Businesses, no matter what the size, experience the same Customer Experience challenges.
An interesting thing was happening while women were talking about the companies they owned or worked for. The small companies often got started because they found a niche and established very close personal relationships and were emotionally invested in their customers’ success. As the company grew, leaders were forced to make decisions about their ability to provide that same level of personal attention. As one of the speakers said, you get to a point where you either “work more hours, or influence those in your company to live your value system.” And then the women kept on talking and sharing – and I came away with these common Customer Experience challenges organizations of any size face:

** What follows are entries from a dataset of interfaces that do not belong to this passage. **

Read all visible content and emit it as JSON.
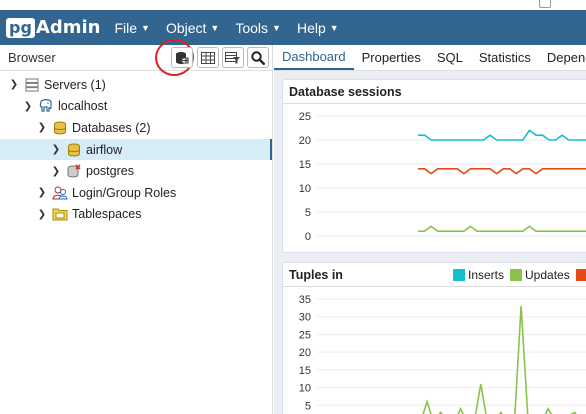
{
  "app": {
    "brand_short": "pg",
    "brand_rest": "Admin",
    "menu": [
      {
        "label": "File"
      },
      {
        "label": "Object"
      },
      {
        "label": "Tools"
      },
      {
        "label": "Help"
      }
    ]
  },
  "colors": {
    "navbar": "#326690",
    "inserts": "#17becf",
    "updates": "#8bc34a",
    "deletes": "#e64a19",
    "annotation": "#e0201c"
  },
  "browser": {
    "title": "Browser",
    "toolbar_icons": [
      "query-tool-icon",
      "table-grid-icon",
      "filter-table-icon",
      "search-icon"
    ],
    "tree": [
      {
        "label": "Servers (1)",
        "icon": "servers-icon",
        "toggle": "expanded"
      },
      {
        "label": "localhost",
        "icon": "elephant-server-icon",
        "toggle": "expanded"
      },
      {
        "label": "Databases (2)",
        "icon": "databases-icon",
        "toggle": "expanded"
      },
      {
        "label": "airflow",
        "icon": "database-icon",
        "toggle": "collapsed",
        "selected": true
      },
      {
        "label": "postgres",
        "icon": "database-disconnected-icon",
        "toggle": "collapsed"
      },
      {
        "label": "Login/Group Roles",
        "icon": "roles-icon",
        "toggle": "collapsed"
      },
      {
        "label": "Tablespaces",
        "icon": "tablespaces-icon",
        "toggle": "collapsed"
      }
    ]
  },
  "tabs": [
    {
      "label": "Dashboard",
      "active": true
    },
    {
      "label": "Properties"
    },
    {
      "label": "SQL"
    },
    {
      "label": "Statistics"
    },
    {
      "label": "Depend"
    }
  ],
  "chart_data": [
    {
      "type": "line",
      "title": "Database sessions",
      "ylim": [
        0,
        25
      ],
      "yticks": [
        "25",
        "20",
        "15",
        "10",
        "5",
        "0"
      ],
      "series": [
        {
          "color": "#17becf",
          "values": [
            21,
            21,
            20,
            20,
            20,
            20,
            20,
            20,
            20,
            20,
            20,
            21,
            20,
            20,
            20,
            20,
            20,
            22,
            21,
            21,
            20,
            20,
            21,
            20,
            20,
            20,
            20,
            20
          ]
        },
        {
          "color": "#e64a19",
          "values": [
            14,
            14,
            13,
            14,
            14,
            14,
            14,
            13,
            14,
            14,
            14,
            14,
            13,
            14,
            14,
            13,
            14,
            14,
            13,
            14,
            14,
            14,
            14,
            14,
            14,
            14,
            14,
            14
          ]
        },
        {
          "color": "#8bc34a",
          "values": [
            1,
            1,
            2,
            1,
            1,
            1,
            1,
            1,
            2,
            1,
            1,
            1,
            1,
            1,
            1,
            1,
            1,
            2,
            1,
            1,
            1,
            1,
            1,
            1,
            1,
            1,
            1,
            1
          ]
        }
      ]
    },
    {
      "type": "line",
      "title": "Tuples in",
      "ylim": [
        0,
        35
      ],
      "yticks": [
        "35",
        "30",
        "25",
        "20",
        "15",
        "10",
        "5"
      ],
      "legend": [
        "Inserts",
        "Updates"
      ],
      "series": [
        {
          "name": "Updates",
          "color": "#8bc34a",
          "values": [
            0,
            0,
            0,
            0,
            0,
            0,
            0,
            0,
            0,
            1,
            0,
            0,
            2,
            0,
            6,
            0,
            3,
            1,
            0,
            4,
            0,
            0,
            11,
            0,
            1,
            3,
            0,
            0,
            33,
            2,
            0,
            0,
            4,
            1,
            0,
            2,
            3,
            0,
            1,
            0
          ]
        }
      ]
    }
  ]
}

- If you don’t set an upfront tone for the relationship that you can sustain throughout the entire customer lifecycle, you will have failed your customer. Establishing expectations for an unsustainable relationship will put you at a severe disadvantage and won’t get much sympathy or forgiveness when things go wrong (which they will).
- It doesn’t matter how much love you wrap around your customer – if you don’t have a solid product or service that is solving a true pain, then you won’t keep them long. Lots of companies survive for years on mediocre products and services and mediocre experience – but you’re never going to grow and thrive under those conditions. Start with solving a true customer pain, then build a killer experience for the market you’re targeting.
- There comes a point where you need to make some decisions about which aspects of your experience you’re going to prioritize over others. You can’t do it all, not with the constant operational budget challenges. As a result of your inability to be perfect for every customer in every situation, you will lose some customers, and you will have to come to terms with that (see #1).
- Relying on customer feedback completely to evolve and grow your company is a mistake. Customers will often tell you what they need to alleviate an immediate pain, as opposed to thinking 2 steps ahead of your competition and provide innovative solutions to the larger story. Use a combination of customer feedback, your advisers, and your own visionary leadership.
- Every interaction that your customer has with you is an opportunity to secure a future sale. It’s difficult to think further into the future than the chance to meet your numbers now, so more often than not, the overall experience is compromised. Customers will appreciate your working with their best interest in mind as opposed to yours, and you will build loyalty and recurring business as a result of that.